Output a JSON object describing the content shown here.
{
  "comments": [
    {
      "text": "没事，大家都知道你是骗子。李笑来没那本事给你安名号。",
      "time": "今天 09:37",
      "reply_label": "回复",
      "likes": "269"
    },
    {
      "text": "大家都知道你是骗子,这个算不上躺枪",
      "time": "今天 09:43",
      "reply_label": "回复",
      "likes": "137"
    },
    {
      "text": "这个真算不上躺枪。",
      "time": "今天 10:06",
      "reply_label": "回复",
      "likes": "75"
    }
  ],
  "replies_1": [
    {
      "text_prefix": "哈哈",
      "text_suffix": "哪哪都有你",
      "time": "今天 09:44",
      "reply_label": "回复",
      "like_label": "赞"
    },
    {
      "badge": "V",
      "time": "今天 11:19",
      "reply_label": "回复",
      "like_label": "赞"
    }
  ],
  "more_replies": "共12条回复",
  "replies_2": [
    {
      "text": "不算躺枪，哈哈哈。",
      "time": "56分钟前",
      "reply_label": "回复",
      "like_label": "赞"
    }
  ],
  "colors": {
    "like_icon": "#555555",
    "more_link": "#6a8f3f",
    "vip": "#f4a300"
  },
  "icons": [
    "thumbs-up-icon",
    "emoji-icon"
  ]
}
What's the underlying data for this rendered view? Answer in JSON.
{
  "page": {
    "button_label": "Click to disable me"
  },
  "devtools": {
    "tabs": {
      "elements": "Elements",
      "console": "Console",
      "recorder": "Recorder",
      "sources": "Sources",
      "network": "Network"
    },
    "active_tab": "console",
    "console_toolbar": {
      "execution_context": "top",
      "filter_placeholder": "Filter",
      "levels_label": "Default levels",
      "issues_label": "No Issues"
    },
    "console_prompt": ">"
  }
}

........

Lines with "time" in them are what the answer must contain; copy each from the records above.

— SOLUTION FOR THIS PROBLEM —
      "time": "今天 09:37",
      "time": "今天 09:43",
      "time": "今天 10:06",
      "time": "今天 09:44",
      "time": "今天 11:19",
      "time": "56分钟前",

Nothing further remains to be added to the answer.